Step 5: Nitty Gritty Details
I put the questions that I talked about in the beginning of the post down here because I sometimes this is the only questions that we know to ask. The most important question is last (before the red flags section, so be sure to check that one out!).
- How far is it from your house?
- What’s the cost?
- What if you don’t like the school? What’s the cancellation policy?
- What hours are they open?
- What’s the word of mouth?
- How do you feel when you’re there?
Remember, you can download the cheat sheet so that you can write down all of your answers.
Most importantly, trust your instincts!
If you don’t feel comfortable walking through the school, chatting with the teachers, or being in the classroom, that’s something to pay attention to.
Your child is going to spend a lot of time away from you at this school. It’s worth figuring out if it is the right fit for you, your family, and most importantly, your child. Trust how you feel when you’re touring!
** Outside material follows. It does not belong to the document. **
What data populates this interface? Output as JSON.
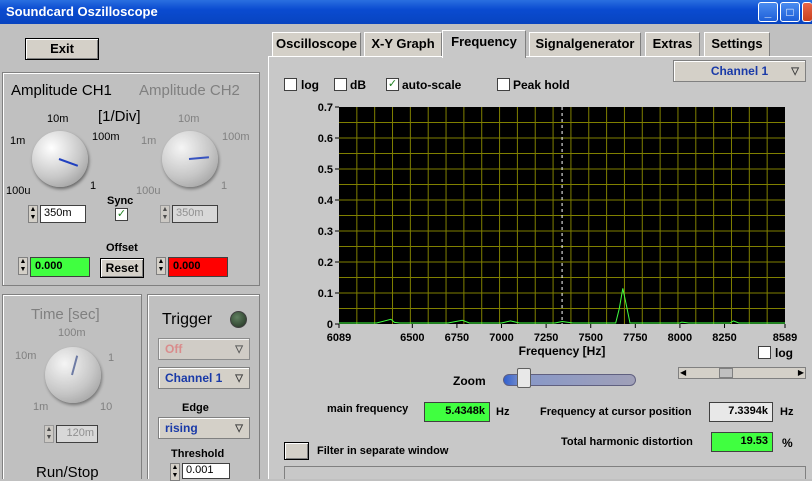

That leads us right into red flags to look out for…
Step 6: Make Sure You Don’t See Lots of Red Flags
- High ratios – Ratios refers to how many kids are allowed in one classroom per teacher. For example, a classroom that has 16 preschoolers and 2 teachers has a ratio of 1:8, or one teacher per eight kids. NAEYC recommends these ratios. But, it all depends on the number of children in the program, so definitely check out the NAEYC recommendation chart HERE.
- Excessive TV viewing – media use should be limited at high quality schools. Just as a point of reference, we only brought out a TV for kids in the afternoons during a very rainy day.
- Ditto Art – Ditto art is art that looks exactly the same for each child.
- Lack of educated staff – education isn’t everything, but staff should at least hold current permits or degrees in ECE (Early Childhood Education).
- Poor indoor environment – is it clean and safe?
- No bathroom/sink accessible to kids – I have worked at a preschool where we had to walk children to the bathroom. Ideally, you’d see a child size sink and toilets attached to each classroom. This isn’t always the case. But, if your child is just learning how to use the potty, this could be a deal breaker! Remember: if children have to be walked to the bathroom, that’s one less adult in the classroom and it means that your child can’t go to the bathroom completely on their own – they have to ask first. It may not be a big deal, but for some kids who like to hold their pee until the last second, it may be a big deal!
- No shade/shelter outside – When you go outside, there should be shelter or shade cloth to protect kids from the sun/rain/snow. Keep the elements in mind when you’re touring the outdoor area because you’re child will be out there a lot.
- No effort with outdoor environments – Some things that I’d look for: are there activities set up outside like art, bikes, sand toys, dramatic play and building? You should see a few activities for kids beyond just a slide and swings.
- Unsafe play structures/dated play space
- Citations that aren’t publicly shared – Each school is required to have a state license. Licensing staff comes out to tour schools to make sure that they are abiding by the codes. If a school isn’t, it is cited and the citation becomes public record. Not every citation is a “big” deal, but it’s worth knowing about. Here’s the Berkeley Parents Network post about how to look up licensing information for preschools and daycares.
You made it all the way to the end!
I know this post has a lot of information. Remember, if you fill out the cheat sheet, you can go through all of the questions before and after touring the school. That will help a lot.
Then, come back and let me know how it goes!! You’ve got this ~ Katie